'''
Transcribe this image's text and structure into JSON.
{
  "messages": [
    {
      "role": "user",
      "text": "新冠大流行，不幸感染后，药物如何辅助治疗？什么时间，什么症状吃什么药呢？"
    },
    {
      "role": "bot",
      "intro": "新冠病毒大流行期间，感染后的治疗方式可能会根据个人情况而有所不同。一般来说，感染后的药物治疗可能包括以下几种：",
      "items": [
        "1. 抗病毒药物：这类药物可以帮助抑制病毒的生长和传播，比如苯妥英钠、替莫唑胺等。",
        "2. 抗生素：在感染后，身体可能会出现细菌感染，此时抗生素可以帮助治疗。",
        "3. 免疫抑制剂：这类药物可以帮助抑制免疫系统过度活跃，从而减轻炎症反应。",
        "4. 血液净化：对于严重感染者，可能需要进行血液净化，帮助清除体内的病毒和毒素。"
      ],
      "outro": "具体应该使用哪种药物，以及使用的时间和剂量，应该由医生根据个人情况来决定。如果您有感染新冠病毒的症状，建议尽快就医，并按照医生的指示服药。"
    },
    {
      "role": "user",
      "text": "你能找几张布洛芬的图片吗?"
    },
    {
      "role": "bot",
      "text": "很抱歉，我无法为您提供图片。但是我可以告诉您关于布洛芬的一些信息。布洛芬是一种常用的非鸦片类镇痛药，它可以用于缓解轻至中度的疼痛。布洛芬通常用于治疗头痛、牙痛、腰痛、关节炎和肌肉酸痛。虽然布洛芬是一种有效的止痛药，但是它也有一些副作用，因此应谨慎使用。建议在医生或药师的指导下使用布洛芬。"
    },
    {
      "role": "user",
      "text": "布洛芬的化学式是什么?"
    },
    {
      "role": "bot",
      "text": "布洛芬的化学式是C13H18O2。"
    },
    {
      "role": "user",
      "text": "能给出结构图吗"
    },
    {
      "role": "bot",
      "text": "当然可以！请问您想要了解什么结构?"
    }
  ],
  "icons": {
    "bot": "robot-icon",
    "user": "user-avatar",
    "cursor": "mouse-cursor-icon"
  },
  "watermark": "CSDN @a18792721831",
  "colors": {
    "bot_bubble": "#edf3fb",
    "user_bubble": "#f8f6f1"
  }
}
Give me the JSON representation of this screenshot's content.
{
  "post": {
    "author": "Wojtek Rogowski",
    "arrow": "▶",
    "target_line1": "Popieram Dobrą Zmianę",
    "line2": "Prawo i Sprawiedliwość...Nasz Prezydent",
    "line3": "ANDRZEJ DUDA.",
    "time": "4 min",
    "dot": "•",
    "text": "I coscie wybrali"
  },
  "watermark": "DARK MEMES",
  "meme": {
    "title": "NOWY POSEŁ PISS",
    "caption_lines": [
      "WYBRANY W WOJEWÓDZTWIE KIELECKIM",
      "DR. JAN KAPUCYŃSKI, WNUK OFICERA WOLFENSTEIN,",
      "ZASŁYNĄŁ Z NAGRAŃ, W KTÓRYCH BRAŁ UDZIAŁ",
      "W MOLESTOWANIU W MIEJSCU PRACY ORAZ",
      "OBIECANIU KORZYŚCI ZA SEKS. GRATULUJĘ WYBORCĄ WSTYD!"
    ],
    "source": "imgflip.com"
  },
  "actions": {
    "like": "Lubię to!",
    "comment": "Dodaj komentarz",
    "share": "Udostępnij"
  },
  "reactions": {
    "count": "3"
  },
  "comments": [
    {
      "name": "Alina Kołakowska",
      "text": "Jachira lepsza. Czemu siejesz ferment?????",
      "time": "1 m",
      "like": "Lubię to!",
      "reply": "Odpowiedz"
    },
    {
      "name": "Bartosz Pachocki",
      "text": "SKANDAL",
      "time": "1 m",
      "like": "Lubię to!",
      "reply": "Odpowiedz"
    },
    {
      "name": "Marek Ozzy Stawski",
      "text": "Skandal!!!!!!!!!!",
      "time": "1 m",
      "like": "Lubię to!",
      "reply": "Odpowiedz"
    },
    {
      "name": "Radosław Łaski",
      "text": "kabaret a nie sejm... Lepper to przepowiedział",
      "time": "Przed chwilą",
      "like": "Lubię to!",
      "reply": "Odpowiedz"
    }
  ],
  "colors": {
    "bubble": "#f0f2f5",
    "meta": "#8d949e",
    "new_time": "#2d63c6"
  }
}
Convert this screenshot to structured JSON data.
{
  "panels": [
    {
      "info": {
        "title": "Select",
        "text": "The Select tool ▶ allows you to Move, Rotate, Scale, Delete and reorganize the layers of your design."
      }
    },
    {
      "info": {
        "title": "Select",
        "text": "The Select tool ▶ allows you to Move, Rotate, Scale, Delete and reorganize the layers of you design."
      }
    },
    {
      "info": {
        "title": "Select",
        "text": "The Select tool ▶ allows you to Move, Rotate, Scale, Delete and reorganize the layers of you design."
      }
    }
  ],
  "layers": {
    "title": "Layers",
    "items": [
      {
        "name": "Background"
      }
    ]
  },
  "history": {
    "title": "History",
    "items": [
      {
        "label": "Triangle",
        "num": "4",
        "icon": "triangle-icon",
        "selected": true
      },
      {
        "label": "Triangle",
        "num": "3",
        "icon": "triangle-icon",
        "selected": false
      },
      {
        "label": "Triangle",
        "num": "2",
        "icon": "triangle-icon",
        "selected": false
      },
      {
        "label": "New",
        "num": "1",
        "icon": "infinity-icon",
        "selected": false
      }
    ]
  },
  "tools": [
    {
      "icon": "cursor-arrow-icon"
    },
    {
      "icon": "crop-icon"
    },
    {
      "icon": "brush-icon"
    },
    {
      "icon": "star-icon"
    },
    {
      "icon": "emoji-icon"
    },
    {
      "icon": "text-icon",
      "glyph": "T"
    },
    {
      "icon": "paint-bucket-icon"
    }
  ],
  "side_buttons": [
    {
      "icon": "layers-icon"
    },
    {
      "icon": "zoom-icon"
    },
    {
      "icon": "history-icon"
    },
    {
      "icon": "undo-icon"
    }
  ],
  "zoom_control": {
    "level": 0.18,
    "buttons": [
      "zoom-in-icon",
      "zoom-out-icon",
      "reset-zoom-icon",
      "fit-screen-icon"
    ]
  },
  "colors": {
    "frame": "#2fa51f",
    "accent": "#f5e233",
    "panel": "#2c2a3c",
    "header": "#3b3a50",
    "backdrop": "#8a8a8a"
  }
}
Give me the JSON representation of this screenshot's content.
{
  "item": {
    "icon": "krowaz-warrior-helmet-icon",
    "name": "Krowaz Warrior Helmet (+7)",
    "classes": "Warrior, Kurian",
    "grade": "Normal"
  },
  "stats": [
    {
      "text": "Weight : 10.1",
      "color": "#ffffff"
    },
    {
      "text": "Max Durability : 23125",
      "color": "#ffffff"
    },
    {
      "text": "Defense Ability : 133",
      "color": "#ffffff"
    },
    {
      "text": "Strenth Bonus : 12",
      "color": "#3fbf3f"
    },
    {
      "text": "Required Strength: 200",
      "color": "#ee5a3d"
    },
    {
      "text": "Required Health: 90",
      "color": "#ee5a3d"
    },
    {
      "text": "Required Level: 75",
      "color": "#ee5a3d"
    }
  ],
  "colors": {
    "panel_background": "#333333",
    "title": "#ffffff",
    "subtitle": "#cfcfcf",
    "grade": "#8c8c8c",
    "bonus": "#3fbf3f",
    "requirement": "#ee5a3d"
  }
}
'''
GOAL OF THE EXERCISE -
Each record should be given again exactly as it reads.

SOLUTION BELOW -
Transcribe this image's text and structure into JSON.
{
  "messages": [
    {
      "role": "user",
      "text": "新冠大流行，不幸感染后，药物如何辅助治疗？什么时间，什么症状吃什么药呢？"
    },
    {
      "role": "bot",
      "intro": "新冠病毒大流行期间，感染后的治疗方式可能会根据个人情况而有所不同。一般来说，感染后的药物治疗可能包括以下几种：",
      "items": [
        "1. 抗病毒药物：这类药物可以帮助抑制病毒的生长和传播，比如苯妥英钠、替莫唑胺等。",
        "2. 抗生素：在感染后，身体可能会出现细菌感染，此时抗生素可以帮助治疗。",
        "3. 免疫抑制剂：这类药物可以帮助抑制免疫系统过度活跃，从而减轻炎症反应。",
        "4. 血液净化：对于严重感染者，可能需要进行血液净化，帮助清除体内的病毒和毒素。"
      ],
      "outro": "具体应该使用哪种药物，以及使用的时间和剂量，应该由医生根据个人情况来决定。如果您有感染新冠病毒的症状，建议尽快就医，并按照医生的指示服药。"
    },
    {
      "role": "user",
      "text": "你能找几张布洛芬的图片吗?"
    },
    {
      "role": "bot",
      "text": "很抱歉，我无法为您提供图片。但是我可以告诉您关于布洛芬的一些信息。布洛芬是一种常用的非鸦片类镇痛药，它可以用于缓解轻至中度的疼痛。布洛芬通常用于治疗头痛、牙痛、腰痛、关节炎和肌肉酸痛。虽然布洛芬是一种有效的止痛药，但是它也有一些副作用，因此应谨慎使用。建议在医生或药师的指导下使用布洛芬。"
    },
    {
      "role": "user",
      "text": "布洛芬的化学式是什么?"
    },
    {
      "role": "bot",
      "text": "布洛芬的化学式是C13H18O2。"
    },
    {
      "role": "user",
      "text": "能给出结构图吗"
    },
    {
      "role": "bot",
      "text": "当然可以！请问您想要了解什么结构?"
    }
  ],
  "icons": {
    "bot": "robot-icon",
    "user": "user-avatar",
    "cursor": "mouse-cursor-icon"
  },
  "watermark": "CSDN @a18792721831",
  "colors": {
    "bot_bubble": "#edf3fb",
    "user_bubble": "#f8f6f1"
  }
}
Give me the JSON representation of this screenshot's content.
{
  "post": {
    "author": "Wojtek Rogowski",
    "arrow": "▶",
    "target_line1": "Popieram Dobrą Zmianę",
    "line2": "Prawo i Sprawiedliwość...Nasz Prezydent",
    "line3": "ANDRZEJ DUDA.",
    "time": "4 min",
    "dot": "•",
    "text": "I coscie wybrali"
  },
  "watermark": "DARK MEMES",
  "meme": {
    "title": "NOWY POSEŁ PISS",
    "caption_lines": [
      "WYBRANY W WOJEWÓDZTWIE KIELECKIM",
      "DR. JAN KAPUCYŃSKI, WNUK OFICERA WOLFENSTEIN,",
      "ZASŁYNĄŁ Z NAGRAŃ, W KTÓRYCH BRAŁ UDZIAŁ",
      "W MOLESTOWANIU W MIEJSCU PRACY ORAZ",
      "OBIECANIU KORZYŚCI ZA SEKS. GRATULUJĘ WYBORCĄ WSTYD!"
    ],
    "source": "imgflip.com"
  },
  "actions": {
    "like": "Lubię to!",
    "comment": "Dodaj komentarz",
    "share": "Udostępnij"
  },
  "reactions": {
    "count": "3"
  },
  "comments": [
    {
      "name": "Alina Kołakowska",
      "text": "Jachira lepsza. Czemu siejesz ferment?????",
      "time": "1 m",
      "like": "Lubię to!",
      "reply": "Odpowiedz"
    },
    {
      "name": "Bartosz Pachocki",
      "text": "SKANDAL",
      "time": "1 m",
      "like": "Lubię to!",
      "reply": "Odpowiedz"
    },
    {
      "name": "Marek Ozzy Stawski",
      "text": "Skandal!!!!!!!!!!",
      "time": "1 m",
      "like": "Lubię to!",
      "reply": "Odpowiedz"
    },
    {
      "name": "Radosław Łaski",
      "text": "kabaret a nie sejm... Lepper to przepowiedział",
      "time": "Przed chwilą",
      "like": "Lubię to!",
      "reply": "Odpowiedz"
    }
  ],
  "colors": {
    "bubble": "#f0f2f5",
    "meta": "#8d949e",
    "new_time": "#2d63c6"
  }
}
Convert this screenshot to structured JSON data.
{
  "panels": [
    {
      "info": {
        "title": "Select",
        "text": "The Select tool ▶ allows you to Move, Rotate, Scale, Delete and reorganize the layers of your design."
      }
    },
    {
      "info": {
        "title": "Select",
        "text": "The Select tool ▶ allows you to Move, Rotate, Scale, Delete and reorganize the layers of you design."
      }
    },
    {
      "info": {
        "title": "Select",
        "text": "The Select tool ▶ allows you to Move, Rotate, Scale, Delete and reorganize the layers of you design."
      }
    }
  ],
  "layers": {
    "title": "Layers",
    "items": [
      {
        "name": "Background"
      }
    ]
  },
  "history": {
    "title": "History",
    "items": [
      {
        "label": "Triangle",
        "num": "4",
        "icon": "triangle-icon",
        "selected": true
      },
      {
        "label": "Triangle",
        "num": "3",
        "icon": "triangle-icon",
        "selected": false
      },
      {
        "label": "Triangle",
        "num": "2",
        "icon": "triangle-icon",
        "selected": false
      },
      {
        "label": "New",
        "num": "1",
        "icon": "infinity-icon",
        "selected": false
      }
    ]
  },
  "tools": [
    {
      "icon": "cursor-arrow-icon"
    },
    {
      "icon": "crop-icon"
    },
    {
      "icon": "brush-icon"
    },
    {
      "icon": "star-icon"
    },
    {
      "icon": "emoji-icon"
    },
    {
      "icon": "text-icon",
      "glyph": "T"
    },
    {
      "icon": "paint-bucket-icon"
    }
  ],
  "side_buttons": [
    {
      "icon": "layers-icon"
    },
    {
      "icon": "zoom-icon"
    },
    {
      "icon": "history-icon"
    },
    {
      "icon": "undo-icon"
    }
  ],
  "zoom_control": {
    "level": 0.18,
    "buttons": [
      "zoom-in-icon",
      "zoom-out-icon",
      "reset-zoom-icon",
      "fit-screen-icon"
    ]
  },
  "colors": {
    "frame": "#2fa51f",
    "accent": "#f5e233",
    "panel": "#2c2a3c",
    "header": "#3b3a50",
    "backdrop": "#8a8a8a"
  }
}
Give me the JSON representation of this screenshot's content.
{
  "item": {
    "icon": "krowaz-warrior-helmet-icon",
    "name": "Krowaz Warrior Helmet (+7)",
    "classes": "Warrior, Kurian",
    "grade": "Normal"
  },
  "stats": [
    {
      "text": "Weight : 10.1",
      "color": "#ffffff"
    },
    {
      "text": "Max Durability : 23125",
      "color": "#ffffff"
    },
    {
      "text": "Defense Ability : 133",
      "color": "#ffffff"
    },
    {
      "text": "Strenth Bonus : 12",
      "color": "#3fbf3f"
    },
    {
      "text": "Required Strength: 200",
      "color": "#ee5a3d"
    },
    {
      "text": "Required Health: 90",
      "color": "#ee5a3d"
    },
    {
      "text": "Required Level: 75",
      "color": "#ee5a3d"
    }
  ],
  "colors": {
    "panel_background": "#333333",
    "title": "#ffffff",
    "subtitle": "#cfcfcf",
    "grade": "#8c8c8c",
    "bonus": "#3fbf3f",
    "requirement": "#ee5a3d"
  }
}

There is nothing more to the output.